§ PROBLEM TO SOLVE
Only lines with the word "新建文本文档" are wanted; copy each of them from the listing below.

§ EXERCISE INPUTS

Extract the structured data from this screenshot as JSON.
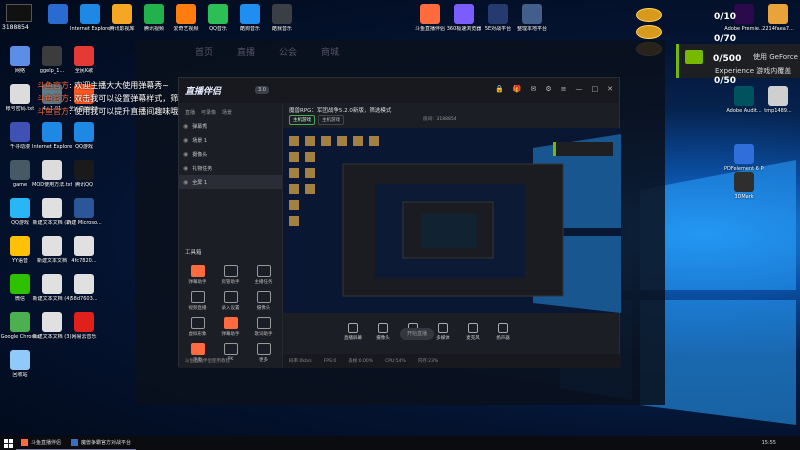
{
  "desktop": {
    "badge": "3188854",
    "left_icons": [
      {
        "label": "",
        "color": "#2a6bd1"
      },
      {
        "label": "Internet Explorer",
        "color": "#1e88e5"
      },
      {
        "label": "腾讯影视库",
        "color": "#f5a623"
      },
      {
        "label": "腾讯视频",
        "color": "#21b24c"
      },
      {
        "label": "爱奇艺视频",
        "color": "#ff7d0f"
      },
      {
        "label": "QQ音乐",
        "color": "#2cbf55"
      },
      {
        "label": "酷狗音乐",
        "color": "#1f8ef1"
      },
      {
        "label": "酷我音乐",
        "color": "#3a3f46"
      },
      {
        "label": "网络",
        "color": "#5c8ee6"
      },
      {
        "label": "ggelp_1...",
        "color": "#3c3c3c"
      },
      {
        "label": "全民K歌",
        "color": "#e53935"
      },
      {
        "label": "帐号密码.txt",
        "color": "#dcdcdc"
      },
      {
        "label": "4+1.91",
        "color": "#607d8b"
      },
      {
        "label": "全民直播助手",
        "color": "#ff5722"
      },
      {
        "label": "千寻动漫",
        "color": "#3f51b5"
      },
      {
        "label": "Internet Explorer",
        "color": "#1e88e5"
      },
      {
        "label": "QQ游戏",
        "color": "#1e88e5"
      },
      {
        "label": "game",
        "color": "#455a64"
      },
      {
        "label": "MOD使用方法.txt",
        "color": "#dcdcdc"
      },
      {
        "label": "腾讯QQ",
        "color": "#1a1a1a"
      },
      {
        "label": "QQ游戏",
        "color": "#29b6f6"
      },
      {
        "label": "新建文本文档 (2)",
        "color": "#e0e0e0"
      },
      {
        "label": "新建 Microso...",
        "color": "#2b579a"
      },
      {
        "label": "YY语音",
        "color": "#ffc107"
      },
      {
        "label": "新建文本文档",
        "color": "#e0e0e0"
      },
      {
        "label": "4fc7820...",
        "color": "#e0e0e0"
      },
      {
        "label": "微信",
        "color": "#2dc100"
      },
      {
        "label": "新建文本文档 (4)",
        "color": "#e0e0e0"
      },
      {
        "label": "58d7603...",
        "color": "#e0e0e0"
      },
      {
        "label": "Google Chrome",
        "color": "#4caf50"
      },
      {
        "label": "新建文本文档 (3)",
        "color": "#e0e0e0"
      },
      {
        "label": "网易云音乐",
        "color": "#e0201b"
      },
      {
        "label": "回收站",
        "color": "#90caf9"
      }
    ],
    "top_icons": [
      {
        "label": "斗鱼直播伴侣",
        "color": "#ff6b3d"
      },
      {
        "label": "360极速浏览器",
        "color": "#7b5cff"
      },
      {
        "label": "5E对战平台",
        "color": "#253b70"
      },
      {
        "label": "整理本地平台",
        "color": "#415f8a"
      }
    ],
    "right_icons": [
      {
        "label": "Adobe Premie...",
        "color": "#2a0a4a"
      },
      {
        "label": "2214faea7...",
        "color": "#e8a33a"
      },
      {
        "label": "Adobe Audit...",
        "color": "#00525f"
      },
      {
        "label": "tmp1489...",
        "color": "#cfcfcf"
      },
      {
        "label": "PDFelement 6 Pro",
        "color": "#2f6edb"
      },
      {
        "label": "3DMark",
        "color": "#2e2e2e"
      }
    ],
    "overlay_counters": [
      "0/10",
      "0/70",
      "0/500",
      "0/50"
    ]
  },
  "nvidia": {
    "line1": "使用 GeForce",
    "line2": "Experience 游戏内覆盖"
  },
  "chat": [
    {
      "name": "斗鱼官方",
      "text": "欢迎主播大大使用弹幕秀~"
    },
    {
      "name": "斗鱼官方",
      "text": "双击我可以设置弹幕样式，筛选指示哦"
    },
    {
      "name": "斗鱼官方",
      "text": "使用我可以提升直播间趣味哦(#^.^#)"
    }
  ],
  "bg_nav": [
    "首页",
    "直播",
    "公会",
    "商城"
  ],
  "app": {
    "brand": "直播伴侣",
    "version": "3.0",
    "panel_tabs": [
      "直播",
      "可录像",
      "场景"
    ],
    "sources": [
      {
        "name": "弹幕秀",
        "active": false
      },
      {
        "name": "场景 1",
        "active": false
      },
      {
        "name": "摄像头",
        "active": false
      },
      {
        "name": "礼物任务",
        "active": false
      },
      {
        "name": "全屏 1",
        "active": true
      }
    ],
    "tools_title": "工具箱",
    "tools": [
      {
        "label": "弹幕助手",
        "hot": true
      },
      {
        "label": "房管助手",
        "hot": false
      },
      {
        "label": "主播任务",
        "hot": false
      },
      {
        "label": "视频直播",
        "hot": false
      },
      {
        "label": "录入设置",
        "hot": false
      },
      {
        "label": "摄像头",
        "hot": false
      },
      {
        "label": "虚拟形象",
        "hot": false
      },
      {
        "label": "弹幕助手",
        "hot": true
      },
      {
        "label": "歌词助手",
        "hot": false
      },
      {
        "label": "连麦",
        "hot": true
      },
      {
        "label": "PK",
        "hot": false
      },
      {
        "label": "更多",
        "hot": false
      }
    ],
    "footer_note": "斗鱼直播伴侣使用教程",
    "stream_title": "魔兽RPG：军团战争5.2.0新版，筛选模式",
    "tags": [
      {
        "label": "主机游戏",
        "sel": true
      },
      {
        "label": "主机游戏",
        "sel": false
      }
    ],
    "room_label": "房间：",
    "room_id": "3188854",
    "controls": [
      "直播屏幕",
      "摄像头",
      "手机投屏",
      "多媒体",
      "麦克风",
      "扬声器"
    ],
    "go_live": "开始直播",
    "status": [
      "码率:0kb/s",
      "FPS:0",
      "丢帧:0.00%",
      "CPU:54%",
      "内存:23%"
    ]
  },
  "taskbar": {
    "tasks": [
      "斗鱼直播伴侣",
      "魔兽争霸官方对战平台"
    ],
    "time": "15:55"
  },
  "colors": {
    "accent": "#ff6b3d",
    "nvidia": "#76b900"
  }
}
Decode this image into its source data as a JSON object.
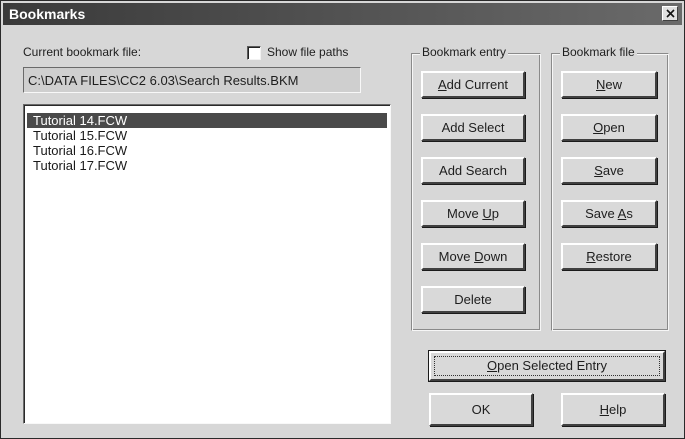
{
  "dialog": {
    "title": "Bookmarks",
    "close_icon": "close-icon"
  },
  "left": {
    "current_file_label": "Current bookmark file:",
    "show_paths_label": "Show file paths",
    "show_paths_checked": false,
    "path_value": "C:\\DATA FILES\\CC2 6.03\\Search Results.BKM",
    "items": [
      {
        "label": "Tutorial 14.FCW",
        "selected": true
      },
      {
        "label": "Tutorial 15.FCW",
        "selected": false
      },
      {
        "label": "Tutorial 16.FCW",
        "selected": false
      },
      {
        "label": "Tutorial 17.FCW",
        "selected": false
      }
    ]
  },
  "entry_group": {
    "label": "Bookmark entry",
    "add_current": {
      "pre": "",
      "key": "A",
      "post": "dd Current"
    },
    "add_select": "Add Select",
    "add_search": "Add Search",
    "move_up": {
      "pre": "Move ",
      "key": "U",
      "post": "p"
    },
    "move_down": {
      "pre": "Move ",
      "key": "D",
      "post": "own"
    },
    "delete": "Delete"
  },
  "file_group": {
    "label": "Bookmark file",
    "new": {
      "pre": "",
      "key": "N",
      "post": "ew"
    },
    "open": {
      "pre": "",
      "key": "O",
      "post": "pen"
    },
    "save": {
      "pre": "",
      "key": "S",
      "post": "ave"
    },
    "save_as": {
      "pre": "Save ",
      "key": "A",
      "post": "s"
    },
    "restore": {
      "pre": "",
      "key": "R",
      "post": "estore"
    }
  },
  "bottom": {
    "open_selected": {
      "pre": "",
      "key": "O",
      "post": "pen Selected Entry"
    },
    "ok": "OK",
    "help": {
      "pre": "",
      "key": "H",
      "post": "elp"
    }
  }
}
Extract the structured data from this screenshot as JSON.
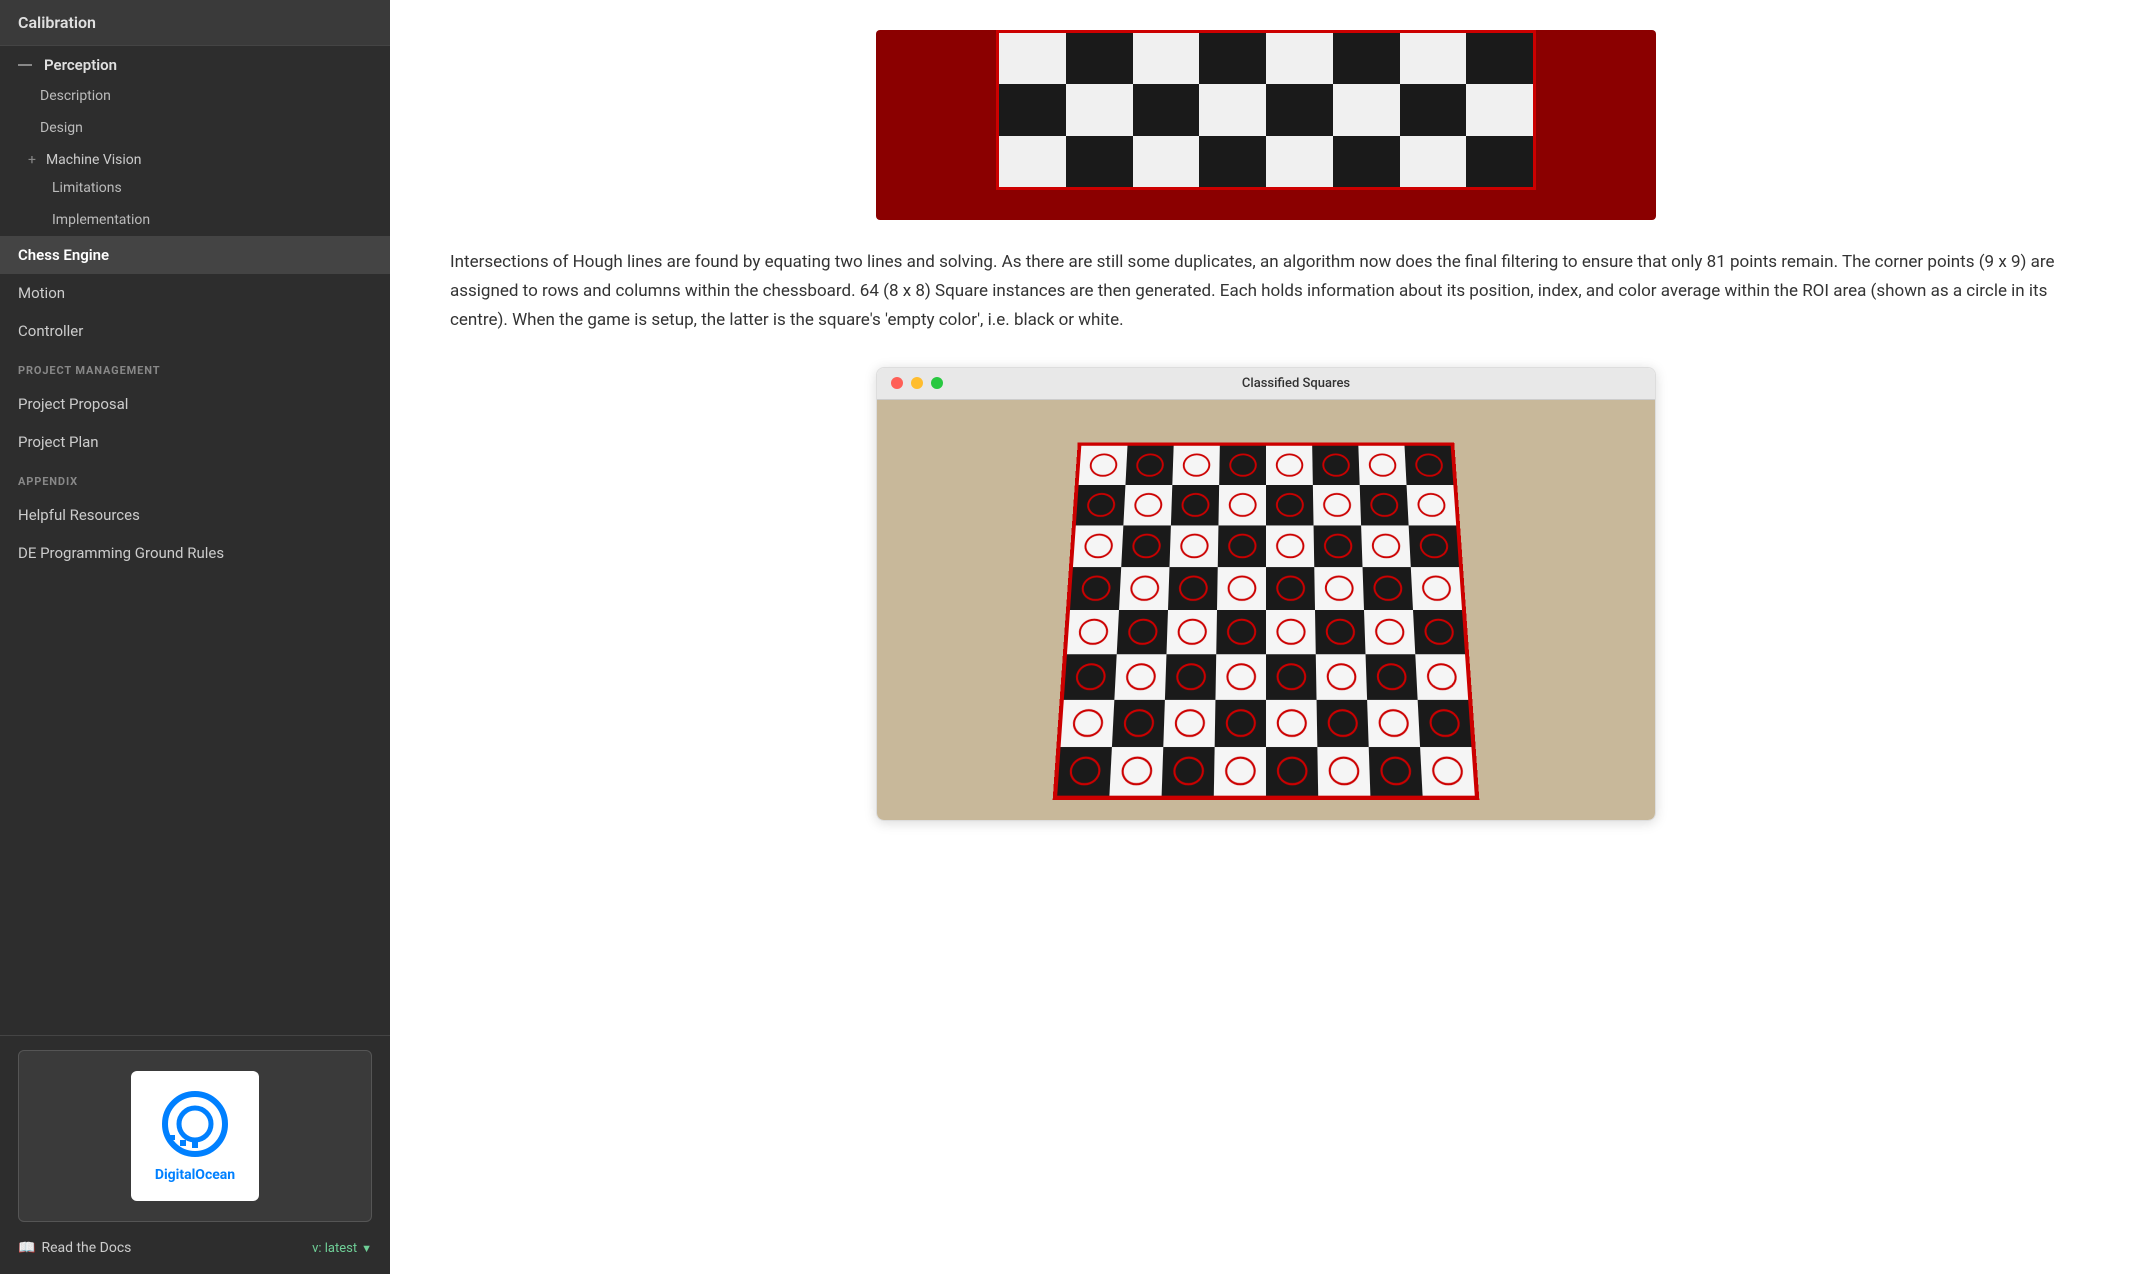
{
  "sidebar": {
    "calibration_label": "Calibration",
    "perception_label": "Perception",
    "description_label": "Description",
    "design_label": "Design",
    "machine_vision_label": "Machine Vision",
    "limitations_label": "Limitations",
    "implementation_label": "Implementation",
    "chess_engine_label": "Chess Engine",
    "motion_label": "Motion",
    "controller_label": "Controller",
    "project_management_label": "PROJECT MANAGEMENT",
    "project_proposal_label": "Project Proposal",
    "project_plan_label": "Project Plan",
    "appendix_label": "APPENDIX",
    "helpful_resources_label": "Helpful Resources",
    "de_programming_label": "DE Programming Ground Rules",
    "do_logo_text": "DigitalOcean",
    "read_docs_label": "Read the Docs",
    "version_label": "v: latest"
  },
  "main": {
    "paragraph": "Intersections of Hough lines are found by equating two lines and solving. As there are still some duplicates, an algorithm now does the final filtering to ensure that only 81 points remain. The corner points (9 x 9) are assigned to rows and columns within the chessboard. 64 (8 x 8) Square instances are then generated. Each holds information about its position, index, and color average within the ROI area (shown as a circle in its centre). When the game is setup, the latter is the square's 'empty color', i.e. black or white.",
    "window_title": "Classified Squares"
  },
  "colors": {
    "sidebar_bg": "#2d2d2d",
    "active_item": "#444",
    "board_red": "#8b0000",
    "accent_green": "#6fcf97"
  },
  "chessboard_top": {
    "rows": 3,
    "cols": 8
  },
  "classified_board": {
    "rows": 8,
    "cols": 8
  }
}
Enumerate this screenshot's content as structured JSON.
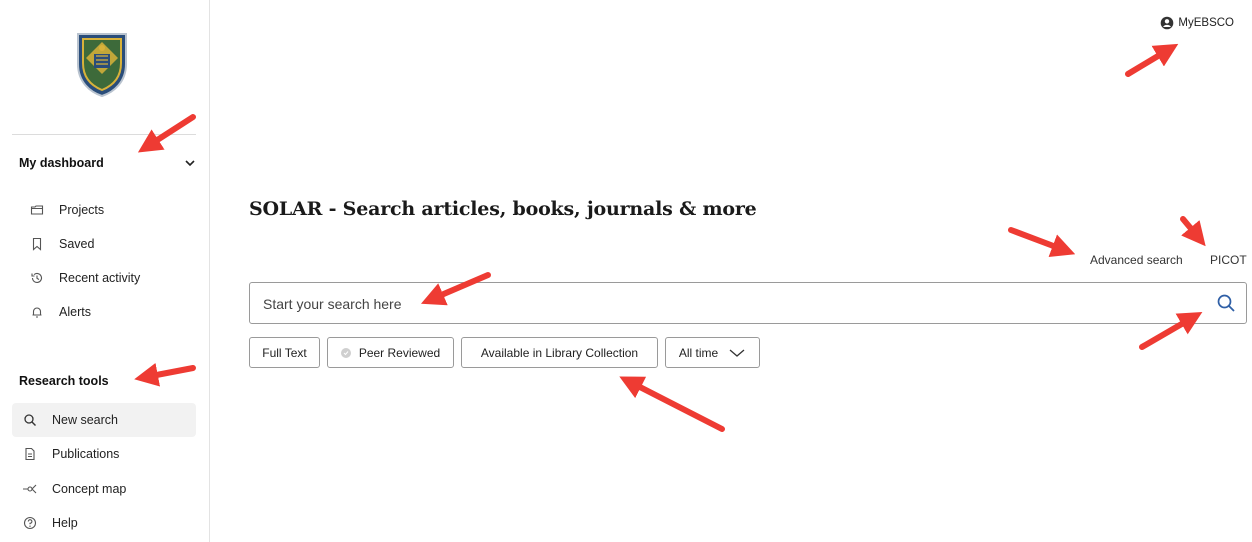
{
  "header": {
    "account_label": "MyEBSCO",
    "account_icon": "user-circle-icon"
  },
  "sidebar": {
    "dashboard": {
      "heading": "My dashboard",
      "items": [
        {
          "label": "Projects",
          "icon": "folder-icon"
        },
        {
          "label": "Saved",
          "icon": "bookmark-icon"
        },
        {
          "label": "Recent activity",
          "icon": "history-icon"
        },
        {
          "label": "Alerts",
          "icon": "bell-icon"
        }
      ]
    },
    "research": {
      "heading": "Research tools",
      "items": [
        {
          "label": "New search",
          "icon": "search-icon",
          "selected": true
        },
        {
          "label": "Publications",
          "icon": "document-icon"
        },
        {
          "label": "Concept map",
          "icon": "concept-map-icon"
        },
        {
          "label": "Help",
          "icon": "help-icon"
        }
      ]
    }
  },
  "main": {
    "title": "SOLAR - Search articles, books, journals & more",
    "advanced_search": "Advanced search",
    "picot": "PICOT",
    "search": {
      "placeholder": "Start your search here",
      "value": ""
    },
    "filters": {
      "full_text": "Full Text",
      "peer_reviewed": "Peer Reviewed",
      "library_collection": "Available in Library Collection",
      "time": "All time"
    }
  },
  "colors": {
    "annotation_arrow": "#ee3b33",
    "crest_blue": "#2a4d7a",
    "crest_gold": "#d8b23a",
    "search_icon": "#2f5fa6"
  }
}
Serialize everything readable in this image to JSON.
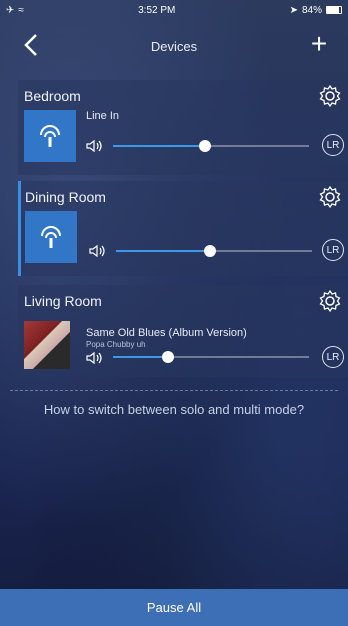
{
  "status_bar": {
    "time": "3:52 PM",
    "battery": "84%"
  },
  "nav": {
    "title": "Devices",
    "add_label": "+"
  },
  "rooms": [
    {
      "name": "Bedroom",
      "source": "Line In",
      "volume": 0.47,
      "channel_label": "LR"
    },
    {
      "name": "Dining Room",
      "source": "",
      "volume": 0.48,
      "channel_label": "LR"
    },
    {
      "name": "Living Room",
      "track": "Same Old Blues (Album Version)",
      "artist": "Popa Chubby  uh",
      "volume": 0.28,
      "channel_label": "LR"
    }
  ],
  "help_text": "How to switch between solo and multi mode?",
  "footer": {
    "pause_all": "Pause All"
  },
  "colors": {
    "accent": "#3b9ae8",
    "thumb": "#3277c7",
    "footer": "#3d6fb6"
  },
  "icons": {
    "back": "chevron-left-icon",
    "add": "plus-icon",
    "settings": "gear-icon",
    "speaker": "speaker-icon",
    "device": "wifi-speaker-icon"
  }
}
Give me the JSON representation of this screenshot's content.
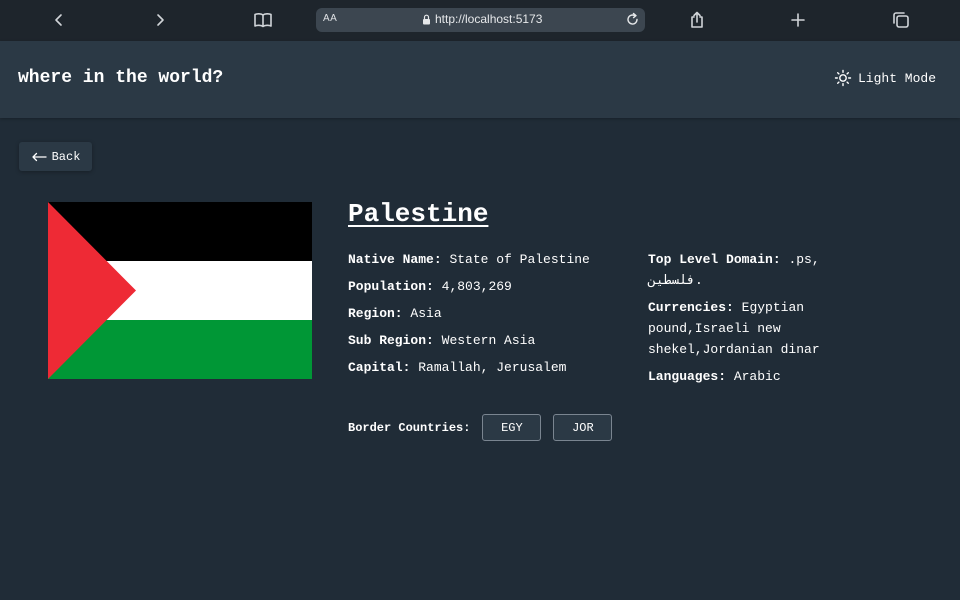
{
  "browser": {
    "url_aa": "AA",
    "url": "http://localhost:5173"
  },
  "header": {
    "title": "where in the world?",
    "mode_label": "Light Mode"
  },
  "back_label": "Back",
  "country": {
    "name": "Palestine",
    "left": [
      {
        "label": "Native Name:",
        "value": "State of Palestine"
      },
      {
        "label": "Population:",
        "value": "4,803,269"
      },
      {
        "label": "Region:",
        "value": "Asia"
      },
      {
        "label": "Sub Region:",
        "value": "Western Asia"
      },
      {
        "label": "Capital:",
        "value": "Ramallah, Jerusalem"
      }
    ],
    "right": [
      {
        "label": "Top Level Domain:",
        "value": ".ps, فلسطين."
      },
      {
        "label": "Currencies:",
        "value": "Egyptian pound,Israeli new shekel,Jordanian dinar"
      },
      {
        "label": "Languages:",
        "value": "Arabic"
      }
    ],
    "borders_label": "Border Countries:",
    "borders": [
      "EGY",
      "JOR"
    ]
  },
  "colors": {
    "background": "#202c37",
    "elements": "#2b3945",
    "flag_black": "#000000",
    "flag_white": "#ffffff",
    "flag_green": "#009736",
    "flag_red": "#ee2a35"
  }
}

§ TASK SOLUTION
        "label": "新建文本文档 (2)",
        "label": "新建文本文档",
        "label": "新建文本文档 (4)",
        "label": "新建文本文档 (3)",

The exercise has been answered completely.